**Supplied entries:**
-*-

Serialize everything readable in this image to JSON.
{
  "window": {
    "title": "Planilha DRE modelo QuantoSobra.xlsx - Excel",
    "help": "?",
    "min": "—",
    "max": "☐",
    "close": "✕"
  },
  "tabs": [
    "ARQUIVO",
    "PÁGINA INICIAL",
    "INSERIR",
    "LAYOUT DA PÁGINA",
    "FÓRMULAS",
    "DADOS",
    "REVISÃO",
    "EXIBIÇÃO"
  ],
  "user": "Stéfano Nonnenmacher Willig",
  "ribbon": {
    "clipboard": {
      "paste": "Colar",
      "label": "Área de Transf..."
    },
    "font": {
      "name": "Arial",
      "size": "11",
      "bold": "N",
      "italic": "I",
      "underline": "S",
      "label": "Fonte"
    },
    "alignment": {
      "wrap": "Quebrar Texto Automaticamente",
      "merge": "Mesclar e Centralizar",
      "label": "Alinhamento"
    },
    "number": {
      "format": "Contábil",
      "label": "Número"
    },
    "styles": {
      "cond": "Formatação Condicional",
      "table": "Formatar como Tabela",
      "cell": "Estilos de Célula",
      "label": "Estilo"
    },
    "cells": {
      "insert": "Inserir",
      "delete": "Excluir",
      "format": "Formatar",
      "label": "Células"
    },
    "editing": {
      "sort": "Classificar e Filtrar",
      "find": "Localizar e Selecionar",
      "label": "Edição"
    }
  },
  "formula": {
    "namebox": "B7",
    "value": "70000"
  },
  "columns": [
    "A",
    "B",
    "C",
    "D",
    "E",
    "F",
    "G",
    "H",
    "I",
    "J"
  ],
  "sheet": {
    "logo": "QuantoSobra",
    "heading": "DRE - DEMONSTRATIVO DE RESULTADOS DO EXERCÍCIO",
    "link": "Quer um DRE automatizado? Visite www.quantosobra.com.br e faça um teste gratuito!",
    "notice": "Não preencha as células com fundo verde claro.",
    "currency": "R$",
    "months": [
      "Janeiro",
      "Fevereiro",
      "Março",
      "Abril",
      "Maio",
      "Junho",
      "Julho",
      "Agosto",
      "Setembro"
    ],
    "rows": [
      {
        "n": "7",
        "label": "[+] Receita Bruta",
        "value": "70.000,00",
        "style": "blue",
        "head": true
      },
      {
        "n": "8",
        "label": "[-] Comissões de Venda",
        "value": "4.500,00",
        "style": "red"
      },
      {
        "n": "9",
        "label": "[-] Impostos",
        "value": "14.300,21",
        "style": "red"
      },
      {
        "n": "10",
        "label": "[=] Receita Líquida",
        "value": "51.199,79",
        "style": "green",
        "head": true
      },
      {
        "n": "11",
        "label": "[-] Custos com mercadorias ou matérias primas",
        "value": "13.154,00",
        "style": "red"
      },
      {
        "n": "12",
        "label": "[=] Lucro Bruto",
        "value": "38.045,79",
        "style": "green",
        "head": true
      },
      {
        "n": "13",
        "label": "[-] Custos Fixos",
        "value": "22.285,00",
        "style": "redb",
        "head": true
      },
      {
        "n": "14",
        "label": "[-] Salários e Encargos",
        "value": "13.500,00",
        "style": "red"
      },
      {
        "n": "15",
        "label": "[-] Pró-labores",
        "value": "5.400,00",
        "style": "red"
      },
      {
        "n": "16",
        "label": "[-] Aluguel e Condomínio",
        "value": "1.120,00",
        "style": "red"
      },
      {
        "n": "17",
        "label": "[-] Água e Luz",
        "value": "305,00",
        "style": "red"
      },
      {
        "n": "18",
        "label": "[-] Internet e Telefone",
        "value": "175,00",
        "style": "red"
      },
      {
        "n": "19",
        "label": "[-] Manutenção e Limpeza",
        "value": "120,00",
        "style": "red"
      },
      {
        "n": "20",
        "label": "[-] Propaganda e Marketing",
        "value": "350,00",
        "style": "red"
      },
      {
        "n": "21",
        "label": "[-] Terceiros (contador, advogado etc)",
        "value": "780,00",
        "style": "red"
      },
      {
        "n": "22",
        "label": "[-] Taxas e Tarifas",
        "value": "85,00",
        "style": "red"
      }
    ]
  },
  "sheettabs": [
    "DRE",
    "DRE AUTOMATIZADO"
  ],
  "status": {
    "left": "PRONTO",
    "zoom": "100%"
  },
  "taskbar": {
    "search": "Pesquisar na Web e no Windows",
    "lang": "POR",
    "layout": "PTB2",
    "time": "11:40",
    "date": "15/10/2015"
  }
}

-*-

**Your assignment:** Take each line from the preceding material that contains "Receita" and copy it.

**Response:**
        "label": "[+] Receita Bruta",
        "label": "[=] Receita Líquida",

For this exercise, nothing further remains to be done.